Exercise objective: Below are the records; collect from them each line containing the string "Cross".

---*---

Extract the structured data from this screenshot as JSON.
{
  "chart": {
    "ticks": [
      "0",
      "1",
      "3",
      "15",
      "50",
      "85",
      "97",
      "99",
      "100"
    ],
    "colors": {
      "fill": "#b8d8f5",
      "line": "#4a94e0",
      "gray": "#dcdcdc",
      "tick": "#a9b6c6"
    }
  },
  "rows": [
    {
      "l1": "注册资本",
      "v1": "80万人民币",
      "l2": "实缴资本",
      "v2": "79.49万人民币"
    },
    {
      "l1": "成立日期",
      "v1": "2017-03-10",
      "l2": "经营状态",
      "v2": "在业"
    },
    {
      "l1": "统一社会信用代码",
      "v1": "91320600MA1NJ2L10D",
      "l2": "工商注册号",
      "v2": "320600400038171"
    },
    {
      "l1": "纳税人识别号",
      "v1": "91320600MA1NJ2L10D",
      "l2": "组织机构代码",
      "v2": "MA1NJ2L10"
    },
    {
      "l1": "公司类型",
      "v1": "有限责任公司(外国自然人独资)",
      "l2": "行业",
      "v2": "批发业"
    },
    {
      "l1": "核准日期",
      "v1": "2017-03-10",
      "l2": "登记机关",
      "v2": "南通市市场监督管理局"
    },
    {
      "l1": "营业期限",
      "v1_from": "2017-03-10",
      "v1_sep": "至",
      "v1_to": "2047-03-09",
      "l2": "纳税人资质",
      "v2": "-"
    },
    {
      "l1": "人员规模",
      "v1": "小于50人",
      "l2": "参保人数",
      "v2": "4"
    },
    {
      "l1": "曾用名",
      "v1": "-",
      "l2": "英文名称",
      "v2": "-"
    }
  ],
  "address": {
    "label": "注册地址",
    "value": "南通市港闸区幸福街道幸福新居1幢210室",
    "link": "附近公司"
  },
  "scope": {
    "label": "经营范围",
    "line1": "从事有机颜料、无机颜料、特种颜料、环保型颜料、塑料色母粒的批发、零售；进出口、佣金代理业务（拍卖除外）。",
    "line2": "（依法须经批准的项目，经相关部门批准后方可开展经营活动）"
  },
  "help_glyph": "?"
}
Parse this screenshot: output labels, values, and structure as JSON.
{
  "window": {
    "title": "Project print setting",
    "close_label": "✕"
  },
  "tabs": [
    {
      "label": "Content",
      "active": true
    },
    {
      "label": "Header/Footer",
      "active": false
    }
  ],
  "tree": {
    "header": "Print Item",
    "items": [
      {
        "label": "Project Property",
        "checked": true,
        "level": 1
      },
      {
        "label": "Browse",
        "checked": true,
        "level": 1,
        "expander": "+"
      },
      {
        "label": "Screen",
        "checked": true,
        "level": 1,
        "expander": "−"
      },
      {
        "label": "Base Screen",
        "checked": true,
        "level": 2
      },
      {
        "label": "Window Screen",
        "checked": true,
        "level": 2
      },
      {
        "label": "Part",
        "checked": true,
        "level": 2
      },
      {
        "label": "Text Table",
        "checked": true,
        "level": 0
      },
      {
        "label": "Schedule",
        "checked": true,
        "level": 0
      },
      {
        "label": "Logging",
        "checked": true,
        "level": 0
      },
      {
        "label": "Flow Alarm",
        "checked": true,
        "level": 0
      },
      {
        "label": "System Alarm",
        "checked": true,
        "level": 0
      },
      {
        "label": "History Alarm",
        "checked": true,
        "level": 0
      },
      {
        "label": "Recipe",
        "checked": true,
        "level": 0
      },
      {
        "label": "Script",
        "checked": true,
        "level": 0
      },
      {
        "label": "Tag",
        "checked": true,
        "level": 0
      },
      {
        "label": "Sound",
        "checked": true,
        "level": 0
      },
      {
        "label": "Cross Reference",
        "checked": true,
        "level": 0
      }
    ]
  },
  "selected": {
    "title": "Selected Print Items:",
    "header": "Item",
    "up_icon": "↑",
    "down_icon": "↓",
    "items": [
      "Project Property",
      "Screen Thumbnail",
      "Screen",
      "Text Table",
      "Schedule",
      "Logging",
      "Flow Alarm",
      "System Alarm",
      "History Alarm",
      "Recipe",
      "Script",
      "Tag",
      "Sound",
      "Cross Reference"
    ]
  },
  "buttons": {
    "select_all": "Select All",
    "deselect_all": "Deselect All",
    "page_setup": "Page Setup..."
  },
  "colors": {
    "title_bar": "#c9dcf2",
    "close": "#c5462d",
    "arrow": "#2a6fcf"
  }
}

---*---

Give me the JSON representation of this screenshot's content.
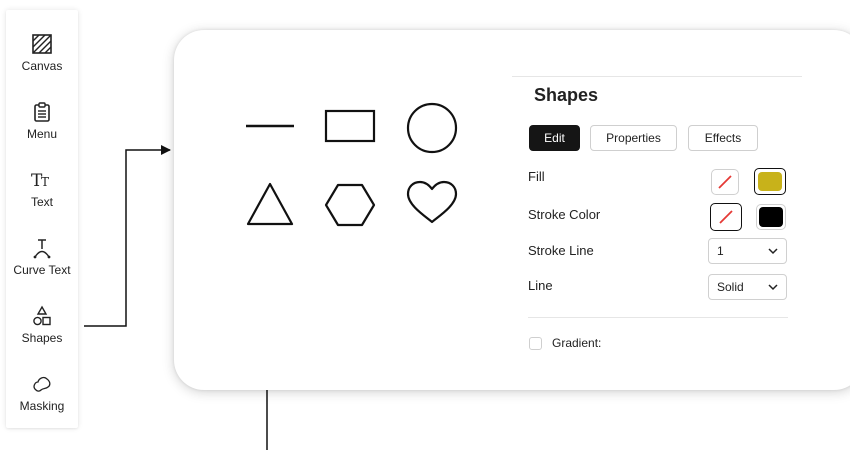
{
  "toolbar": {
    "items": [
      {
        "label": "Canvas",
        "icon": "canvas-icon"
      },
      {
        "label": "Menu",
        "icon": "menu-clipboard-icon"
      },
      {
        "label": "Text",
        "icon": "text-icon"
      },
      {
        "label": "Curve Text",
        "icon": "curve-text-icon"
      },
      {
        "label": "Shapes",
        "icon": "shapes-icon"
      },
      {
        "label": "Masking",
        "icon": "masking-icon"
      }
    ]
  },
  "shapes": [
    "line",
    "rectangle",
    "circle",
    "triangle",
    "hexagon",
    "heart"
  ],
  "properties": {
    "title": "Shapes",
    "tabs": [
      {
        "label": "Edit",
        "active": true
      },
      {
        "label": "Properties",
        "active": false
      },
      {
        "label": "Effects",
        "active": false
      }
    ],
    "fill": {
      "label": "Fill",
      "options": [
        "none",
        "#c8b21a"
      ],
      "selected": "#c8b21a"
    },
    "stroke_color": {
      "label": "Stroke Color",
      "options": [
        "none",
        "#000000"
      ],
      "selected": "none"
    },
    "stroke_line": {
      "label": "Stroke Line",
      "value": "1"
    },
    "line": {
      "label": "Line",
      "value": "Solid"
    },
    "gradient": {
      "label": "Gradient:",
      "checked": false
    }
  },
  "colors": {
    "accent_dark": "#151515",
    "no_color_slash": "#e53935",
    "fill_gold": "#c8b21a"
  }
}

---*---

Result of this task:
        "label": "Cross Reference",
      "Cross Reference"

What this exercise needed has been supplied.